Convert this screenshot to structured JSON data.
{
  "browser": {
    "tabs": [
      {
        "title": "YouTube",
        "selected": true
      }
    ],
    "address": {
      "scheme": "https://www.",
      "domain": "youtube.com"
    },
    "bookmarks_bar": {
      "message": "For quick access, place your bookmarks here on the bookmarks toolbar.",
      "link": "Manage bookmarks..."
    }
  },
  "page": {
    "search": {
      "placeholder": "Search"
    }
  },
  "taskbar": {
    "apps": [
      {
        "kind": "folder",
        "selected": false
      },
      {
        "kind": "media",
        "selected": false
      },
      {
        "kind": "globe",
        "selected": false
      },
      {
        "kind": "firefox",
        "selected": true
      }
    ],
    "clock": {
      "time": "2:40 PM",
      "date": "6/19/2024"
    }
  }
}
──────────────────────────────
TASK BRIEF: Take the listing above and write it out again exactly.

EXERCISE RESPONSE:
Convert this screenshot to structured JSON data.
{
  "browser": {
    "tabs": [
      {
        "title": "YouTube",
        "selected": true
      }
    ],
    "address": {
      "scheme": "https://www.",
      "domain": "youtube.com"
    },
    "bookmarks_bar": {
      "message": "For quick access, place your bookmarks here on the bookmarks toolbar.",
      "link": "Manage bookmarks..."
    }
  },
  "page": {
    "search": {
      "placeholder": "Search"
    }
  },
  "taskbar": {
    "apps": [
      {
        "kind": "folder",
        "selected": false
      },
      {
        "kind": "media",
        "selected": false
      },
      {
        "kind": "globe",
        "selected": false
      },
      {
        "kind": "firefox",
        "selected": true
      }
    ],
    "clock": {
      "time": "2:40 PM",
      "date": "6/19/2024"
    }
  }
}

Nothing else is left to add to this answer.